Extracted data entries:

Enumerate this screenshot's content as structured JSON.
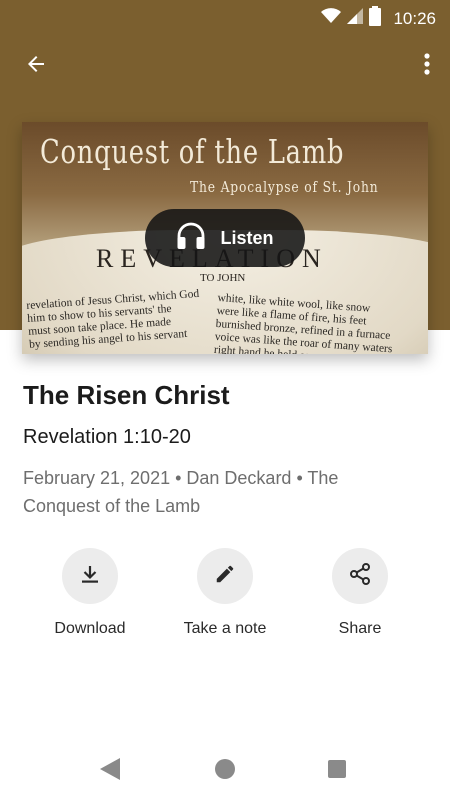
{
  "status_bar": {
    "time": "10:26",
    "icons": [
      "wifi-icon",
      "cellular-signal-icon",
      "battery-icon"
    ]
  },
  "app_bar": {
    "back_icon": "arrow-left-icon",
    "more_icon": "more-vertical-icon"
  },
  "artwork": {
    "title": "Conquest of the Lamb",
    "subtitle": "The Apocalypse of St. John",
    "book_heading": "REVELATION",
    "book_subheading": "TO JOHN",
    "left_column_lines": [
      "revelation of Jesus Christ, which God",
      "him to show to his servants' the",
      "must soon take place. He made",
      "by sending his angel to his servant"
    ],
    "right_column_lines": [
      "white, like white wool, like snow",
      "were like a flame of fire, his feet",
      "burnished bronze, refined in a furnace",
      "voice was like the roar of many waters",
      "right hand he held seven stars"
    ]
  },
  "listen_button": {
    "label": "Listen",
    "icon": "headphones-icon"
  },
  "episode": {
    "title": "The Risen Christ",
    "scripture": "Revelation 1:10-20",
    "meta": "February 21, 2021 • Dan Deckard • The Conquest of the Lamb"
  },
  "actions": [
    {
      "label": "Download",
      "icon": "download-icon"
    },
    {
      "label": "Take a note",
      "icon": "pencil-icon"
    },
    {
      "label": "Share",
      "icon": "share-icon"
    }
  ],
  "colors": {
    "header_background": "#7b5f2f",
    "listen_button": "#1c1c1c",
    "action_circle": "#ececec",
    "meta_text": "#6e6e6e"
  }
}
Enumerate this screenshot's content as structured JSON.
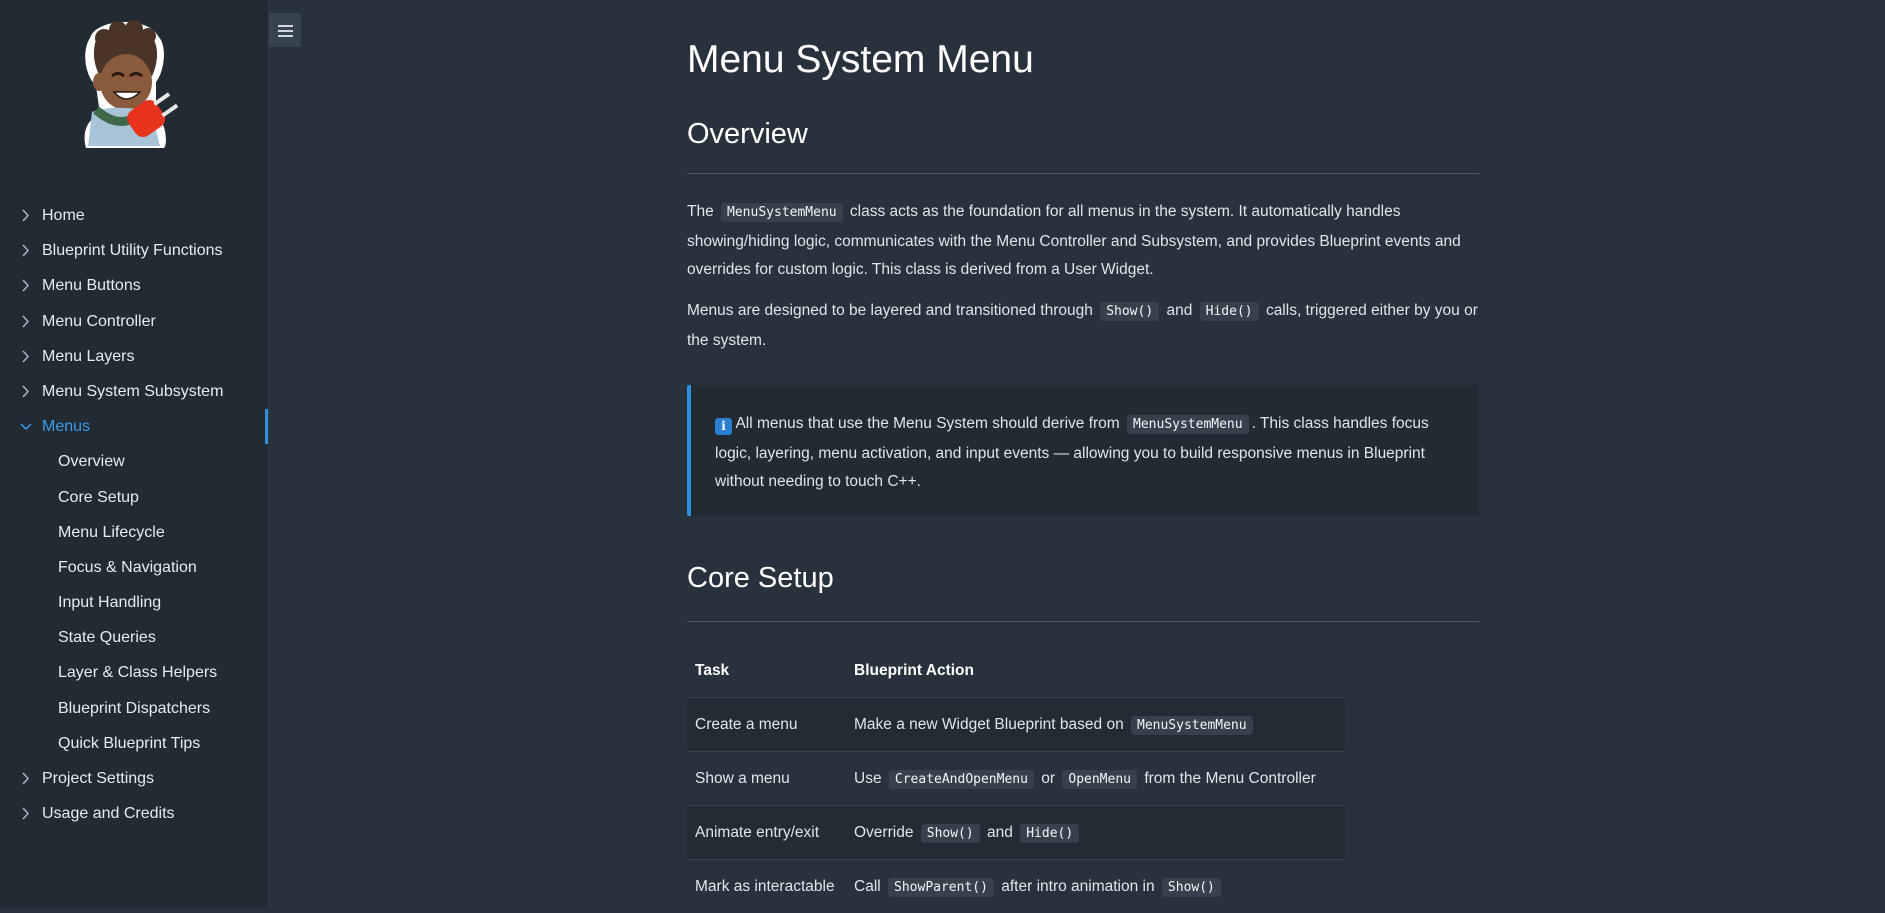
{
  "sidebar": {
    "logo": {
      "icon": "character-plug-logo"
    },
    "items": [
      {
        "label": "Home"
      },
      {
        "label": "Blueprint Utility Functions"
      },
      {
        "label": "Menu Buttons"
      },
      {
        "label": "Menu Controller"
      },
      {
        "label": "Menu Layers"
      },
      {
        "label": "Menu System Subsystem"
      },
      {
        "label": "Menus"
      },
      {
        "label": "Project Settings"
      },
      {
        "label": "Usage and Credits"
      }
    ],
    "active_item": "Menus",
    "sub_items": [
      {
        "label": "Overview"
      },
      {
        "label": "Core Setup"
      },
      {
        "label": "Menu Lifecycle"
      },
      {
        "label": "Focus & Navigation"
      },
      {
        "label": "Input Handling"
      },
      {
        "label": "State Queries"
      },
      {
        "label": "Layer & Class Helpers"
      },
      {
        "label": "Blueprint Dispatchers"
      },
      {
        "label": "Quick Blueprint Tips"
      }
    ]
  },
  "toolbar": {
    "menu_toggle_icon": "hamburger-icon"
  },
  "page": {
    "title": "Menu System Menu",
    "overview": {
      "heading": "Overview",
      "p1": {
        "t1": "The",
        "code1": "MenuSystemMenu",
        "t2": "class acts as the foundation for all menus in the system. It automatically handles showing/hiding logic, communicates with the Menu Controller and Subsystem, and provides Blueprint events and overrides for custom logic. This class is derived from a User Widget."
      },
      "p2": {
        "t1": "Menus are designed to be layered and transitioned through",
        "code1": "Show()",
        "t2": "and",
        "code2": "Hide()",
        "t3": "calls, triggered either by you or the system."
      },
      "note": {
        "icon_text": "i",
        "t1": "All menus that use the Menu System should derive from",
        "code1": "MenuSystemMenu",
        "t2": ". This class handles focus logic, layering, menu activation, and input events — allowing you to build responsive menus in Blueprint without needing to touch C++."
      }
    },
    "core_setup": {
      "heading": "Core Setup",
      "columns": [
        "Task",
        "Blueprint Action"
      ],
      "rows": [
        {
          "task": "Create a menu",
          "a1": "Make a new Widget Blueprint based on",
          "c1": "MenuSystemMenu"
        },
        {
          "task": "Show a menu",
          "a1": "Use",
          "c1": "CreateAndOpenMenu",
          "a2": "or",
          "c2": "OpenMenu",
          "a3": "from the Menu Controller"
        },
        {
          "task": "Animate entry/exit",
          "a1": "Override",
          "c1": "Show()",
          "a2": "and",
          "c2": "Hide()"
        },
        {
          "task": "Mark as interactable",
          "a1": "Call",
          "c1": "ShowParent()",
          "a2": "after intro animation in",
          "c2": "Show()"
        }
      ]
    }
  },
  "colors": {
    "accent": "#2f8fe0",
    "background": "#28323c",
    "sidebar": "#222b34"
  }
}
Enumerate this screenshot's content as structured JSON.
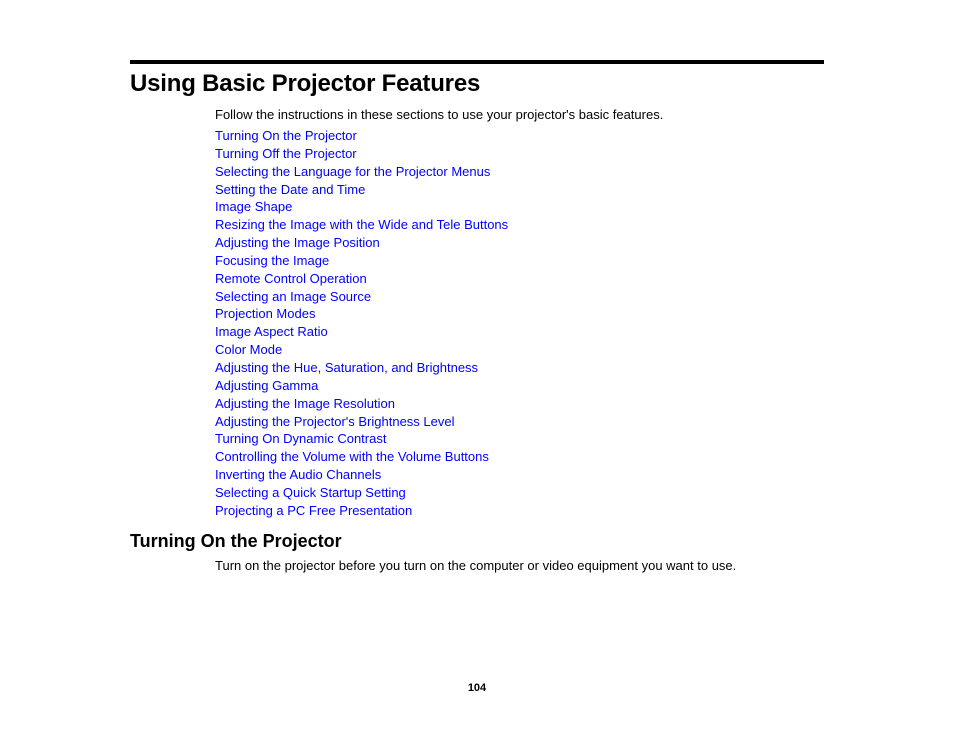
{
  "page": {
    "title": "Using Basic Projector Features",
    "intro": "Follow the instructions in these sections to use your projector's basic features.",
    "links": [
      "Turning On the Projector",
      "Turning Off the Projector",
      "Selecting the Language for the Projector Menus",
      "Setting the Date and Time",
      "Image Shape",
      "Resizing the Image with the Wide and Tele Buttons",
      "Adjusting the Image Position",
      "Focusing the Image",
      "Remote Control Operation",
      "Selecting an Image Source",
      "Projection Modes",
      "Image Aspect Ratio",
      "Color Mode",
      "Adjusting the Hue, Saturation, and Brightness",
      "Adjusting Gamma",
      "Adjusting the Image Resolution",
      "Adjusting the Projector's Brightness Level",
      "Turning On Dynamic Contrast",
      "Controlling the Volume with the Volume Buttons",
      "Inverting the Audio Channels",
      "Selecting a Quick Startup Setting",
      "Projecting a PC Free Presentation"
    ],
    "link_color": "#0000ff"
  },
  "section": {
    "title": "Turning On the Projector",
    "body": "Turn on the projector before you turn on the computer or video equipment you want to use."
  },
  "footer": {
    "page_number": "104"
  }
}
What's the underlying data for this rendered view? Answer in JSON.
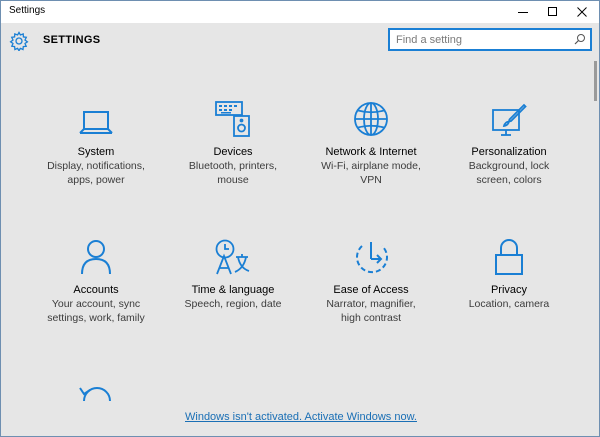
{
  "window": {
    "title": "Settings"
  },
  "header": {
    "title": "SETTINGS",
    "search_placeholder": "Find a setting"
  },
  "tiles": [
    {
      "name": "System",
      "desc": "Display, notifications,\napps, power",
      "icon": "laptop-icon"
    },
    {
      "name": "Devices",
      "desc": "Bluetooth, printers,\nmouse",
      "icon": "devices-icon"
    },
    {
      "name": "Network & Internet",
      "desc": "Wi-Fi, airplane mode,\nVPN",
      "icon": "globe-icon"
    },
    {
      "name": "Personalization",
      "desc": "Background, lock\nscreen, colors",
      "icon": "personalization-icon"
    },
    {
      "name": "Accounts",
      "desc": "Your account, sync\nsettings, work, family",
      "icon": "person-icon"
    },
    {
      "name": "Time & language",
      "desc": "Speech, region, date",
      "icon": "time-language-icon"
    },
    {
      "name": "Ease of Access",
      "desc": "Narrator, magnifier,\nhigh contrast",
      "icon": "ease-of-access-icon"
    },
    {
      "name": "Privacy",
      "desc": "Location, camera",
      "icon": "lock-icon"
    }
  ],
  "partial_tile": {
    "icon": "update-security-icon"
  },
  "activation_link": "Windows isn't activated. Activate Windows now.",
  "colors": {
    "accent": "#1a7fd4",
    "background": "#e6e6e6"
  }
}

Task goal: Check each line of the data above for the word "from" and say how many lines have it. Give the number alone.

Response below: 3